1982 short animated film (30 mins) by Dianne Jackson, produced by John Coates and Iain Harvey, based on Raymond Briggs’s book of the same name. The film is broadcast every year (in the UK) by Channel 4, and has undoubtedly become a major fixture in the Christmas calendar.
James, a young boy, wakes up one morning just before Christmas to find that it has snowed. He builds a snowman which, when James gets up at midnight, comes to life. They explore the sleeping house together, take a motorbike ride through a forest and then fly through the air to the North Pole to visit Father Christmas and join a party of other snowmen. Father Christmas gives him a scarf. James and the Snowman fly back (to Brighton it would seem). The next morning, the Snowman has melted and James has nothing but the scarf to remind him of his friend.
It’s an incredible piece. Briggs’s drawing style involves a great deal of very careful coloured-pencil work, and the film uses precisely the same kind of technique, and so loses none of Briggs’s magic. Instead of dialogue (the book has no text), the film has an original score, by Howard Blake: one thirty minute piece of orchestral music completely suiting the action of the film while at the same time being hugely evocative of Christmas in general.

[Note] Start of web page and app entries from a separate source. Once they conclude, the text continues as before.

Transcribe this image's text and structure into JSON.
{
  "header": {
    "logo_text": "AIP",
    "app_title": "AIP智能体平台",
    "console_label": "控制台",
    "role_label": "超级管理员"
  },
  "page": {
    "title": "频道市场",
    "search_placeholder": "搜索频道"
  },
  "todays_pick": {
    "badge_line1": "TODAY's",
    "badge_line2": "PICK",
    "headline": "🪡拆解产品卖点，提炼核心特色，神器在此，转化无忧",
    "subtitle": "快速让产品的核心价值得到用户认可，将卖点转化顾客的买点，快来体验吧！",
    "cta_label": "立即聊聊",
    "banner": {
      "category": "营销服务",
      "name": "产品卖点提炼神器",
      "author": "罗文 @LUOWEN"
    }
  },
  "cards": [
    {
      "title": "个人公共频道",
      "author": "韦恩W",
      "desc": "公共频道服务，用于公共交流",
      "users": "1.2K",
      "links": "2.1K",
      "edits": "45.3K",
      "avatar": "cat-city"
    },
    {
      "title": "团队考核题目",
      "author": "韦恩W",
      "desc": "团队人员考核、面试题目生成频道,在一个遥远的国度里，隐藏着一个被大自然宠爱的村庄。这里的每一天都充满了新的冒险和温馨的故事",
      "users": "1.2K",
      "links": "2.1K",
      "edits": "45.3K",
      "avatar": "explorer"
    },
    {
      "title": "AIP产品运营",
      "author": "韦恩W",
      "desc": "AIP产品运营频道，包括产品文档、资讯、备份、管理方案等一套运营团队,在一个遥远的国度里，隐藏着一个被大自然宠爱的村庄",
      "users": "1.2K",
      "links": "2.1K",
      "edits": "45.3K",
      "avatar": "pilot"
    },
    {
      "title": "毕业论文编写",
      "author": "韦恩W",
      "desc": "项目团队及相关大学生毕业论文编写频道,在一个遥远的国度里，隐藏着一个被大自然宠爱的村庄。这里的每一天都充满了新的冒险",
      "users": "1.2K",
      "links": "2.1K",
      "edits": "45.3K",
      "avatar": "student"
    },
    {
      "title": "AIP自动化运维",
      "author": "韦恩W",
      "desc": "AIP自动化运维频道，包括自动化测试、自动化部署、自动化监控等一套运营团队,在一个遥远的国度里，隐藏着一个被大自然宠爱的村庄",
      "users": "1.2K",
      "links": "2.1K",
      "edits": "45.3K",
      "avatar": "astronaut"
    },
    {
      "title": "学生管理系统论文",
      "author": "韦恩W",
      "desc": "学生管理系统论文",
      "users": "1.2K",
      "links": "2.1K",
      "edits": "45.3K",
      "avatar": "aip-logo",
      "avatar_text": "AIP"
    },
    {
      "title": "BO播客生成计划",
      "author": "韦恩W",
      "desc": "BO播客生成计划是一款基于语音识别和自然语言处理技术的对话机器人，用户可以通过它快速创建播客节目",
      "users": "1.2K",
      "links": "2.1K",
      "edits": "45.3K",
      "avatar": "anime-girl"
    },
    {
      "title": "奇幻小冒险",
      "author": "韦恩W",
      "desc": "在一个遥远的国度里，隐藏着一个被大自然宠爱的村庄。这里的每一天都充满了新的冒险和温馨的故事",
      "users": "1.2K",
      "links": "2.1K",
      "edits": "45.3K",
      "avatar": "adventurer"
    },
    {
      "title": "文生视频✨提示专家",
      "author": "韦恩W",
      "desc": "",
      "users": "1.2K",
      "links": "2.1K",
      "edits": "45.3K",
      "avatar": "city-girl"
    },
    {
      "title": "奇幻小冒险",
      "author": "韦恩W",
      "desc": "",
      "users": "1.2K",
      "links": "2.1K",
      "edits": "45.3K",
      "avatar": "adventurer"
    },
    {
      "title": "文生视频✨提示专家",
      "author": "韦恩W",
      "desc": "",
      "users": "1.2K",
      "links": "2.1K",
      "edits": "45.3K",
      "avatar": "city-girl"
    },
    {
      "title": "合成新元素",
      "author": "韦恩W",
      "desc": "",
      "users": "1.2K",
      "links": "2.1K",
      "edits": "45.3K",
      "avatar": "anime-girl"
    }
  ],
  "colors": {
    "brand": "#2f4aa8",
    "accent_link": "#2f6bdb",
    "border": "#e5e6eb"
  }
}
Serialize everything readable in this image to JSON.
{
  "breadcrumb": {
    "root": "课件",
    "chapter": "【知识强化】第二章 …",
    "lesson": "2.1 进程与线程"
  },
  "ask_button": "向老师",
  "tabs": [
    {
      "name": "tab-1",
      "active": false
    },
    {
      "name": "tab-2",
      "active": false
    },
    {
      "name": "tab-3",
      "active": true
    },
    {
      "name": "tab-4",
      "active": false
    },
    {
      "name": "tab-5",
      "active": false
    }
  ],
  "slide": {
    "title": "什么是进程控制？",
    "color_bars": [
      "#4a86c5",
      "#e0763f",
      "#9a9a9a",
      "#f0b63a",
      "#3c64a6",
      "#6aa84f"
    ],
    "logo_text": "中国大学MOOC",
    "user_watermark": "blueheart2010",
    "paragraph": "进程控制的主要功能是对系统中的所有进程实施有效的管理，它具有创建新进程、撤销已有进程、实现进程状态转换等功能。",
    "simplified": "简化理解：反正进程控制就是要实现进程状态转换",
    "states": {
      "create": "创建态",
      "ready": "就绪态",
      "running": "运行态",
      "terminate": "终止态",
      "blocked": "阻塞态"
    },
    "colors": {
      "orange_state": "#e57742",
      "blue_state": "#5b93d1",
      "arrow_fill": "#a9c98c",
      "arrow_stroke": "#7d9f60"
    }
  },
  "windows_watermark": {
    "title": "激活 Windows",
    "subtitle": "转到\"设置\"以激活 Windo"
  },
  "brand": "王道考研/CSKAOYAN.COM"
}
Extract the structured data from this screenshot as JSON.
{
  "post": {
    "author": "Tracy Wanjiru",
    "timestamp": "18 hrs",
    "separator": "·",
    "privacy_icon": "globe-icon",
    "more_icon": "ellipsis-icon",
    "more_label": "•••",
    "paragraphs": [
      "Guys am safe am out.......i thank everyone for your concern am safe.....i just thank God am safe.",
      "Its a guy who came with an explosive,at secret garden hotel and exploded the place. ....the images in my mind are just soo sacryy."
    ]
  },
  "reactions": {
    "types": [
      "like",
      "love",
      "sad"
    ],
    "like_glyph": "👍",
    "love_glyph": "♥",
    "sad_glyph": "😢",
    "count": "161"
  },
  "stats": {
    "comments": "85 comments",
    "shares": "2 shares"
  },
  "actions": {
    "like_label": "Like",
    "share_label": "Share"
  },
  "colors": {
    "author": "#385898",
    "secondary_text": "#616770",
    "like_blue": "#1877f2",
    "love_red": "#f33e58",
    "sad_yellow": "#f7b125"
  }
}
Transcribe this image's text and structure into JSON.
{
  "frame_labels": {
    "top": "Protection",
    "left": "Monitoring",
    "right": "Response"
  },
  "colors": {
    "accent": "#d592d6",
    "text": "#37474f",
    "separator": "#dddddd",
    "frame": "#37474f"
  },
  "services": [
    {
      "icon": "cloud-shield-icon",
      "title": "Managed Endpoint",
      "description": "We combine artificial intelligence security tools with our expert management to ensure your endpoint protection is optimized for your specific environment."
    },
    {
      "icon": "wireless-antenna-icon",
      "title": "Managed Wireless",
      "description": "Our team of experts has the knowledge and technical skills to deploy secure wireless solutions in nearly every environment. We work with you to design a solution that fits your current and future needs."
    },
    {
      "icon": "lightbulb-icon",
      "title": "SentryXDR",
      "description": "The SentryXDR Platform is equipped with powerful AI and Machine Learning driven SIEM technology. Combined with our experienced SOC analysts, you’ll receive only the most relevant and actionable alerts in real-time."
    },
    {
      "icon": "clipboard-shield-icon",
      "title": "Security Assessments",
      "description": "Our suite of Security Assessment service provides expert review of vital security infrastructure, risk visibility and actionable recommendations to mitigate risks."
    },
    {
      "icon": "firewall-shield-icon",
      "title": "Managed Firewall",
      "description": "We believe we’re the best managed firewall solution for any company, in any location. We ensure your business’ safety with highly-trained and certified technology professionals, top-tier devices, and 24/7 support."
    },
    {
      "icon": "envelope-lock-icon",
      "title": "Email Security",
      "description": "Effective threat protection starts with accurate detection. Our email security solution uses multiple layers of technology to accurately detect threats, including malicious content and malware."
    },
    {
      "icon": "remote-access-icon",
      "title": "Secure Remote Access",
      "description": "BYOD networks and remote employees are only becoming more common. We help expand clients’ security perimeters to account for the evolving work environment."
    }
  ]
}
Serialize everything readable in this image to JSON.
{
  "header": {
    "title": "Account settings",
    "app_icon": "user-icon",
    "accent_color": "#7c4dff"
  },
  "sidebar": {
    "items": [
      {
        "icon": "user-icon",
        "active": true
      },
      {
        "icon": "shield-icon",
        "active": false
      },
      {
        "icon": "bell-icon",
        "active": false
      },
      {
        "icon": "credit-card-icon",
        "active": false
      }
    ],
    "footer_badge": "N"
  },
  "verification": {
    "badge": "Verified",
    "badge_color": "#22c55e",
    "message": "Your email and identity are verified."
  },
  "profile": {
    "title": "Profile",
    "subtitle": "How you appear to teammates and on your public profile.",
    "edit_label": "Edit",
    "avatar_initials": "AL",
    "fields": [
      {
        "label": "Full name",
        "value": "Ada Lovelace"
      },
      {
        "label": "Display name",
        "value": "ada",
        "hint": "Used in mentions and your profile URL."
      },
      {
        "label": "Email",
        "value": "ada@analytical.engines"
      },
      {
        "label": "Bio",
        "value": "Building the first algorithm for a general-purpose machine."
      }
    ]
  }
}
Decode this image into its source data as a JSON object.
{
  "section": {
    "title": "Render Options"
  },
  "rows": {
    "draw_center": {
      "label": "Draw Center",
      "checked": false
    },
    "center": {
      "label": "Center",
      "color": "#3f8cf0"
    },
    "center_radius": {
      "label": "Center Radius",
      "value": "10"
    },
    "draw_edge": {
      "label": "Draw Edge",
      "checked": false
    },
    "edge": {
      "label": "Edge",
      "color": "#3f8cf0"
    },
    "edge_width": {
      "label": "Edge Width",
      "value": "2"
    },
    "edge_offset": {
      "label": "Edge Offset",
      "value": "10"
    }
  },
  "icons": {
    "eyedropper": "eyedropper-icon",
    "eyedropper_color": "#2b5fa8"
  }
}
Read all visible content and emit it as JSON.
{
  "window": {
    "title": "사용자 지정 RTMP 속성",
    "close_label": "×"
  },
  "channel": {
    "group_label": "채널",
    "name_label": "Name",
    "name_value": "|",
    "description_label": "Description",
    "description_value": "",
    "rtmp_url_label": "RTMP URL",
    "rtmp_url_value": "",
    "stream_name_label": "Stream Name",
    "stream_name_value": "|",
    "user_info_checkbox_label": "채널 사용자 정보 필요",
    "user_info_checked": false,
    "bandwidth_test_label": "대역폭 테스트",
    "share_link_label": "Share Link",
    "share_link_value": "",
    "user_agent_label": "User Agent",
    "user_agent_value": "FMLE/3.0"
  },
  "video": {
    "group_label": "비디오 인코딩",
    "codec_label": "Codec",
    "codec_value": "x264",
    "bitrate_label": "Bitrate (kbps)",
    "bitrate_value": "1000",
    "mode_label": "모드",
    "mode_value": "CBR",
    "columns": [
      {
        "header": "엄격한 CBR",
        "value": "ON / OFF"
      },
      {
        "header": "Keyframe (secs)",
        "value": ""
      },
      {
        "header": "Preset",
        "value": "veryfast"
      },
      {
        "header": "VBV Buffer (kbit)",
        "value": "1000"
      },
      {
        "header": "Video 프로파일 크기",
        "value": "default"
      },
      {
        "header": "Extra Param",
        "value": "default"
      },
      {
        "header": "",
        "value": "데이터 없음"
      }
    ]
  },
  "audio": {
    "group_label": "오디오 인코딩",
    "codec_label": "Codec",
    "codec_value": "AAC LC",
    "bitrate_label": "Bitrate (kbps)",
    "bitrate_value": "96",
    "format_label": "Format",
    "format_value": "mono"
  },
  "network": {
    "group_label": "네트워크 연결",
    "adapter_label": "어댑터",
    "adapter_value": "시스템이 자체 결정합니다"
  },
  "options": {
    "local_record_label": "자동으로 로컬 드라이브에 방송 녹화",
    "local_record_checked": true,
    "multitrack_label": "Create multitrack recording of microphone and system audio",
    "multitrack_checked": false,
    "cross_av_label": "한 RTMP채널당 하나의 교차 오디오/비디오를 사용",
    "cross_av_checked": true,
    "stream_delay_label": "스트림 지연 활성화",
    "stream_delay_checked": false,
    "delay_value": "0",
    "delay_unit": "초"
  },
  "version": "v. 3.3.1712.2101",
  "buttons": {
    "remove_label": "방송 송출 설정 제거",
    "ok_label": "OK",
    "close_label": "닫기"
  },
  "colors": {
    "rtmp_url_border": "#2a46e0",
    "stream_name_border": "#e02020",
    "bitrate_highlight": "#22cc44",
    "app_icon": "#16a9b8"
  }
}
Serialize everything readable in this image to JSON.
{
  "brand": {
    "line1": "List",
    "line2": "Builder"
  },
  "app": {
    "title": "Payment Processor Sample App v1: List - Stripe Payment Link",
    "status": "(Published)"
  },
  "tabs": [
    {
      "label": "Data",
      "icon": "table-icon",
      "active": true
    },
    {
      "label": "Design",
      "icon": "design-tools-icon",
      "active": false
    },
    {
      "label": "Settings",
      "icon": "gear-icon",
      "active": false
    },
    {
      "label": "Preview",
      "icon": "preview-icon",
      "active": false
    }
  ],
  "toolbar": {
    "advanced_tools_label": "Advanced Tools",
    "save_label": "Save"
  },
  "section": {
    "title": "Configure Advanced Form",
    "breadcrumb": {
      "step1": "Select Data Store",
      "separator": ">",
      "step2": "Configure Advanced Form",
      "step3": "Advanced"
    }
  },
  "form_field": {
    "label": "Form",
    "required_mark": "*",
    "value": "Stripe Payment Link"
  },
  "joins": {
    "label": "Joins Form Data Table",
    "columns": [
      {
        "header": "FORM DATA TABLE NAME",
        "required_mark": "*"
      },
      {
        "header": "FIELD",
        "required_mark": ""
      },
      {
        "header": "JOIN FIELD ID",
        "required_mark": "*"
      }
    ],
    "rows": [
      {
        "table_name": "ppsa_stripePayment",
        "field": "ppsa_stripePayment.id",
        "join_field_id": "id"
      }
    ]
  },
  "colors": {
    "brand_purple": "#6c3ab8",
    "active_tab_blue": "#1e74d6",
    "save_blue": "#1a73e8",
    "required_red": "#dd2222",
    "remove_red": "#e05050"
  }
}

The film is famous, though, because of the flying sequence in it, when the Snowman takes James to the North Pole. The song that accompanies the sequence (the only vocal accompaniment in the whole film), ‘Walking in the Air’ was released as a single and is now an inescapable part of Christmas. The song launched the career of Aled Jones, a boy soprano, who sang the single but he doesn’t, I don’t think, sing the song on the film; that voice, as far as I can work out, belongs to Peter Auty of the St Paul’s Cathedral Choir.
The film is delightful, whimsical and rather touching. The book, on the other hand, seems to me to be rather disturbing in an odd sort of way. James does fly with the Snowman, but he never goes to the North Pole and so never meets Father Christmas (in the film, the Father Christmas that he encounters is modelled on the eponymous hero of one of Briggs’s other books) and so never gets the scarf. At the end, then, he has no proof that his night of magic is anything other than a dream. Many of Briggs’s books seem to be about reality not living up to experience (Gentleman Jim is certainly), and The Snowman is, then, no exception. Clearly Dianne Jackson felt the bleakness at the end of the book and decided to change the story. I don’t blame her.
Strangely, the video is introduced by David Bowie, as if he is the boy in the story. The parcel that Father Christmas gives to the boy, though, is addressed ’James’. Such a fundamental continuity error has always annoyed me. Other than that the film is superb. If you’re not feeling festive, go and watch it.